In terms of Brexit, the UK is currently within the transition period until 31 December 2020 – and until this date all EU intellectual property laws and decisions of the CJEU will continue to apply.
This will change on 1 January 2021 – and a lot of IP rights holders fill potentially find themselves in a challenging position.
There will be a few changes to the IP regime, and one of these changes concern the unregistered design rights: after the end of the transition period, designs first disclosed in the UK will no longer be eligible for the EU unregistered design protection, and vice versa.
The EU unregistered design right (UCD) protects the appearance of the product (so long as the design features are new and have an individual character) and lasts for 3 years from the date that the design was disclosed to the public.
The disclosure of a design can happen via advertising it on a website, selling it in the store (if it was not disclosed earlier), showing it on the runway or presenting it in the catalogue.
Before Brexit, the disclosure of the design could take place in any EU country – including the UK – which gave rise to automatic EU UCD protection. However, going forward the design disclosure in the UK will not lead to the EU UCD right – which means that brands will now have to think carefully where they first disclose their designs and where they require protection the most – in the UK or the EU.
One of the strategies adopted by brands is to try and achieve simultaneous disclosure of their designs in the UK and the EU – by for example live streaming of the runway show. However, this approach is yet to be tested in courts – and it will be ultimately for the courts to decide whether the online simultaneous disclosure will result in design protection in different territories.
This will have a particular impact on fashion and other seasonal industries, where obtaining registered designs for each product can seem impractical and the brands heavily rely on the unregistered design rights in relation to the majority of their products.

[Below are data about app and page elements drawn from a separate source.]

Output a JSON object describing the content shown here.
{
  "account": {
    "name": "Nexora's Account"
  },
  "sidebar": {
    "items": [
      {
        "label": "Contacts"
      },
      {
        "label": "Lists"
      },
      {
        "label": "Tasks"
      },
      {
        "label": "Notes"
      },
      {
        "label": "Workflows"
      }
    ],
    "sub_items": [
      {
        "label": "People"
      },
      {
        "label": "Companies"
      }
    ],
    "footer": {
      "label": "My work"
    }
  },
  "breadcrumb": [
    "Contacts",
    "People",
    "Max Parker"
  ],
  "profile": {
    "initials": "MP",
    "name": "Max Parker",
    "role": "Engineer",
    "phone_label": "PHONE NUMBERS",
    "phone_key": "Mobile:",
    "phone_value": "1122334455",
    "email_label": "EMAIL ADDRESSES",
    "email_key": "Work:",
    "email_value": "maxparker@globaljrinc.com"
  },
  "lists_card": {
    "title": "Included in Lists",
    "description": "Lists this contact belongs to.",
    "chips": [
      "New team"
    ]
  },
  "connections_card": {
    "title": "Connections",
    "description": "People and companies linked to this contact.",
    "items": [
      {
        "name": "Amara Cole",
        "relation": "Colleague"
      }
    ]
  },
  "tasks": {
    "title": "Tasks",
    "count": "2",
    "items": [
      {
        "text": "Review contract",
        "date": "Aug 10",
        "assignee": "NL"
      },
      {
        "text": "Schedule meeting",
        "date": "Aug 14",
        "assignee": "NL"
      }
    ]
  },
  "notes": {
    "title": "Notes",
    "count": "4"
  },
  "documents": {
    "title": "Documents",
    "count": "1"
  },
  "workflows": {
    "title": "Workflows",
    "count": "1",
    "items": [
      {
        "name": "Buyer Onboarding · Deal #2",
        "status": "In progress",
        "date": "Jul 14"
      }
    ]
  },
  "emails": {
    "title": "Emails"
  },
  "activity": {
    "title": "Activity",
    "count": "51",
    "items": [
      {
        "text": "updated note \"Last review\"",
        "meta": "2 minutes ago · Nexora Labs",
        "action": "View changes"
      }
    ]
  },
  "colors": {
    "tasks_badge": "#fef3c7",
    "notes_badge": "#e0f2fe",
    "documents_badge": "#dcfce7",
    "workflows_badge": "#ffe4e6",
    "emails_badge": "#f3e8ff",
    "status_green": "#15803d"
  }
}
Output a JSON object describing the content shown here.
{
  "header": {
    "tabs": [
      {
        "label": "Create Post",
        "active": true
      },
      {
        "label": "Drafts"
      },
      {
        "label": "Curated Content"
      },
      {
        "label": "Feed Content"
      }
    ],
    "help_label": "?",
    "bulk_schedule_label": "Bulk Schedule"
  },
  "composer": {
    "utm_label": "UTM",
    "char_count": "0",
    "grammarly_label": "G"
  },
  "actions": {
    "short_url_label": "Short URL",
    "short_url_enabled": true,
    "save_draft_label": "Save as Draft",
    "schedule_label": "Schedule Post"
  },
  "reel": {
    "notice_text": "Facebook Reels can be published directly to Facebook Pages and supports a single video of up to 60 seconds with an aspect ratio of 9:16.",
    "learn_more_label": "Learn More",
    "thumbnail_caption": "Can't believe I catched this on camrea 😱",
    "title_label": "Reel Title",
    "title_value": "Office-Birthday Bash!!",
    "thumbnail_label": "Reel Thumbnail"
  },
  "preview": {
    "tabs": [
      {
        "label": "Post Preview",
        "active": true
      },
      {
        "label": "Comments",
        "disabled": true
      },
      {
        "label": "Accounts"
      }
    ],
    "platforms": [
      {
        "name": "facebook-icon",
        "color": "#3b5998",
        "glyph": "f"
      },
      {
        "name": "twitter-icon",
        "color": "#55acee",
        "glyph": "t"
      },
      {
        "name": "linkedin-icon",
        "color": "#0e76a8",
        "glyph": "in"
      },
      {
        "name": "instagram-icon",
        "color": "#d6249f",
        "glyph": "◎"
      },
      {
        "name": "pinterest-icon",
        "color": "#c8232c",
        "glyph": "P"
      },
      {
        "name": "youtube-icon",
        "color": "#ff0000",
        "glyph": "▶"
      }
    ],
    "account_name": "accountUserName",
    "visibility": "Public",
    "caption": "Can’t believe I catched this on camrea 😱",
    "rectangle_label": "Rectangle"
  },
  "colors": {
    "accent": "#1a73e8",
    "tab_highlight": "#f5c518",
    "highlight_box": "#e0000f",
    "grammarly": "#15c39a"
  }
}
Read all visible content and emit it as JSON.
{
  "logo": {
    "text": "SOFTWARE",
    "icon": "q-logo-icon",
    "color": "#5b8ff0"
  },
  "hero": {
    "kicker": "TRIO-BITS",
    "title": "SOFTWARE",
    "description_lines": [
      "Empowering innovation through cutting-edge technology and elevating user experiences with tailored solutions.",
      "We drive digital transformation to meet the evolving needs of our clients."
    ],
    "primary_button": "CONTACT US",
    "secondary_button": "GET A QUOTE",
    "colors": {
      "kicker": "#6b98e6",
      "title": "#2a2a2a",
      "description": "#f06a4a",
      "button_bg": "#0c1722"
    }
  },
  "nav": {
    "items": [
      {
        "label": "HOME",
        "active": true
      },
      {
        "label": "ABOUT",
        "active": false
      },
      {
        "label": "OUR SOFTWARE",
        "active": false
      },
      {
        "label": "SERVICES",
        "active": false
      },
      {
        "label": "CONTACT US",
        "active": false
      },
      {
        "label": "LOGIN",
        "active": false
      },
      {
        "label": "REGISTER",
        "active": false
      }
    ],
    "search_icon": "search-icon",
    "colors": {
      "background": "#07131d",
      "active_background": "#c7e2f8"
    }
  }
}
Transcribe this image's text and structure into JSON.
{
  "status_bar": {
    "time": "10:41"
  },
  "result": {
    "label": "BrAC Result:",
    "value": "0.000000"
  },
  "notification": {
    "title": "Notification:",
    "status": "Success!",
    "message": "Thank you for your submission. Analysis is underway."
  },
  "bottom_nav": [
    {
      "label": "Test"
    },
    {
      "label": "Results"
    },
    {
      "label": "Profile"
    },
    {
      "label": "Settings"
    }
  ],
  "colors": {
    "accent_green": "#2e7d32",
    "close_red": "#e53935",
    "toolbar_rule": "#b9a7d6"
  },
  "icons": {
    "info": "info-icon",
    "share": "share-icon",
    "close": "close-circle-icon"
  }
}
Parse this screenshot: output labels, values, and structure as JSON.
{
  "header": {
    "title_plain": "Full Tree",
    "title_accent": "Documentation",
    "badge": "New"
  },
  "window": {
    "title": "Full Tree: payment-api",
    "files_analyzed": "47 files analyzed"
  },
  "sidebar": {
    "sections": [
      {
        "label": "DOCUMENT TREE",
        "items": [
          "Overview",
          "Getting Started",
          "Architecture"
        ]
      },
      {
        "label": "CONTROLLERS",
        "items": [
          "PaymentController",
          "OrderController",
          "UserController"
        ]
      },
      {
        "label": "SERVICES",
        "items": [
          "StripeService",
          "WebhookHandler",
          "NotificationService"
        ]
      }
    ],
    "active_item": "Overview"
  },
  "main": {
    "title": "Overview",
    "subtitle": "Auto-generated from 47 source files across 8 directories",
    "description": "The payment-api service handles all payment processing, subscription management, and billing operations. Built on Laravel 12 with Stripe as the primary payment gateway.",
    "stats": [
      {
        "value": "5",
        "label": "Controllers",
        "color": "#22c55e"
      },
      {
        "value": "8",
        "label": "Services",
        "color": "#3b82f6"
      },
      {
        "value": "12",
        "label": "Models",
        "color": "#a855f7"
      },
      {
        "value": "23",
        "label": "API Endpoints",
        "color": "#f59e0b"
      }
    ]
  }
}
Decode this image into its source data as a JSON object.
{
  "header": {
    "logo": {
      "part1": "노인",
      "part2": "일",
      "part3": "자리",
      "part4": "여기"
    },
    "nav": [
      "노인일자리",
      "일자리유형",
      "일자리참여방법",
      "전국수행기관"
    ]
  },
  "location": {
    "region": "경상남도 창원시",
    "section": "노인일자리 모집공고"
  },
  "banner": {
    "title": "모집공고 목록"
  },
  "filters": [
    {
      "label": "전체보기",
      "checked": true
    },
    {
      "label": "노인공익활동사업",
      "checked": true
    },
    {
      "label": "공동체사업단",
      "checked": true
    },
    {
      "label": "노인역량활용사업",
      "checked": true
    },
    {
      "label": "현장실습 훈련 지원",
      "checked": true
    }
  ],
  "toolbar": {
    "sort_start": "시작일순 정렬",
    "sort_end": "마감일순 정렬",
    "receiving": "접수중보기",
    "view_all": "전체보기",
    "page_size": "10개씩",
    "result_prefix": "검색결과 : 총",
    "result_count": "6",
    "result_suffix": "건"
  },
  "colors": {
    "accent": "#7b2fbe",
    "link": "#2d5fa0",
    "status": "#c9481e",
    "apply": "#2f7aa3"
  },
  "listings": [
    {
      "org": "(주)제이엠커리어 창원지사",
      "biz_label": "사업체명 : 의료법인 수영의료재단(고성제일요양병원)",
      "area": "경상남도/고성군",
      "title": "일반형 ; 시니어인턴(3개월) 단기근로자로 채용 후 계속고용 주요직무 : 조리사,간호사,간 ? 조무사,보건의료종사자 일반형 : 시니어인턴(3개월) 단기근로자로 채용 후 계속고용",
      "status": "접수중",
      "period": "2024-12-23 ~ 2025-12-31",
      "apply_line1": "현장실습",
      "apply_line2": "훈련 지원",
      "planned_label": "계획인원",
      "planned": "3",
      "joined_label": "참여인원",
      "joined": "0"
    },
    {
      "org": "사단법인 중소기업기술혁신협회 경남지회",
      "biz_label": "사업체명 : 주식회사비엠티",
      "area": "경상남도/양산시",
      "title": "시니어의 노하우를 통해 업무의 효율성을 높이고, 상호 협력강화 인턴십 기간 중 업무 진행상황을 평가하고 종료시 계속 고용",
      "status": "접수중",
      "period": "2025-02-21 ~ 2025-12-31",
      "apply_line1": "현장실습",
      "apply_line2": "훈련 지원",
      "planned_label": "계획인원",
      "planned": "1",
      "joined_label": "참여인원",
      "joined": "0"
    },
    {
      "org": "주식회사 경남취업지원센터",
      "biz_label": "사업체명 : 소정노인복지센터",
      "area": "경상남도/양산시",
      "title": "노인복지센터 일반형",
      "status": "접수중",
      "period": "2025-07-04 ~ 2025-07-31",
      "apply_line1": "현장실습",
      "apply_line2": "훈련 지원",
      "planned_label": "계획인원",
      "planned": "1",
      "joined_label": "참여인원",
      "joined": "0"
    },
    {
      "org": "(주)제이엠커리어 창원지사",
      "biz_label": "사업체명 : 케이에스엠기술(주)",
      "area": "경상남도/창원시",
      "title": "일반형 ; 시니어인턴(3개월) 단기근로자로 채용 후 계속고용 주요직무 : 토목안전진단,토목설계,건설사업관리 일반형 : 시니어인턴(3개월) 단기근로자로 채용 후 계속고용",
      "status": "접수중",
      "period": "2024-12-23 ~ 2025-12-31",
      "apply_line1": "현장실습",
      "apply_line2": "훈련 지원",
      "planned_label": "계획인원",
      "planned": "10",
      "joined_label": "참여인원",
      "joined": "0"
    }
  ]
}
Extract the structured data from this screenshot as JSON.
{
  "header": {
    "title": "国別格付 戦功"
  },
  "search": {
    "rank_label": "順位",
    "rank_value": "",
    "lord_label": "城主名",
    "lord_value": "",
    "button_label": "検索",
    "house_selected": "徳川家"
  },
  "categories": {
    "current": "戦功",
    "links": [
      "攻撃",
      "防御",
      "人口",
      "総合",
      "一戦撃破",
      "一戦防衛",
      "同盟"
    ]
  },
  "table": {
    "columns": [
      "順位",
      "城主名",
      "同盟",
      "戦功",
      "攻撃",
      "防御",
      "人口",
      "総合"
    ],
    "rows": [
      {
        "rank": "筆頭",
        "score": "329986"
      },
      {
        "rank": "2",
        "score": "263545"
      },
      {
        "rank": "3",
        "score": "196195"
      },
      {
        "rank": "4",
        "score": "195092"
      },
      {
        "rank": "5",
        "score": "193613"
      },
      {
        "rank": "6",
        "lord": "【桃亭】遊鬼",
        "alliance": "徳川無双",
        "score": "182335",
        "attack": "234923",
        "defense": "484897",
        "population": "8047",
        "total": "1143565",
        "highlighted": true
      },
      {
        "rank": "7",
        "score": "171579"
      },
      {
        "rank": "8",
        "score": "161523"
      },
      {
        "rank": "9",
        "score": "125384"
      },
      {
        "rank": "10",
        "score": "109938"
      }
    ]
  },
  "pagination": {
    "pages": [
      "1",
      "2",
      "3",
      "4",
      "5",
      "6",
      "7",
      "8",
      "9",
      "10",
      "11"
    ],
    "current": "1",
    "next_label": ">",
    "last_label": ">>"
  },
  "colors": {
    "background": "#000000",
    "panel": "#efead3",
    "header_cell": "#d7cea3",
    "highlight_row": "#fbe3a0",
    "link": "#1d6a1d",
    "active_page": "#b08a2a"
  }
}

There are other rights to fall back on in this scenario, such as registered designs and copyright, and Briffa, being expert in all aspects intellectual property law and practice, will be happy to help you put a IP protection strategy in place. If you would like to discuss protection of your designs or any other aspect of IP assets you might have and how to go about protecting them, please drop us an email or give us a call and we will be happy to arrange a free consultation with one of our specialist IP lawyers.
Written by Anastasia Troshkova, Solicitor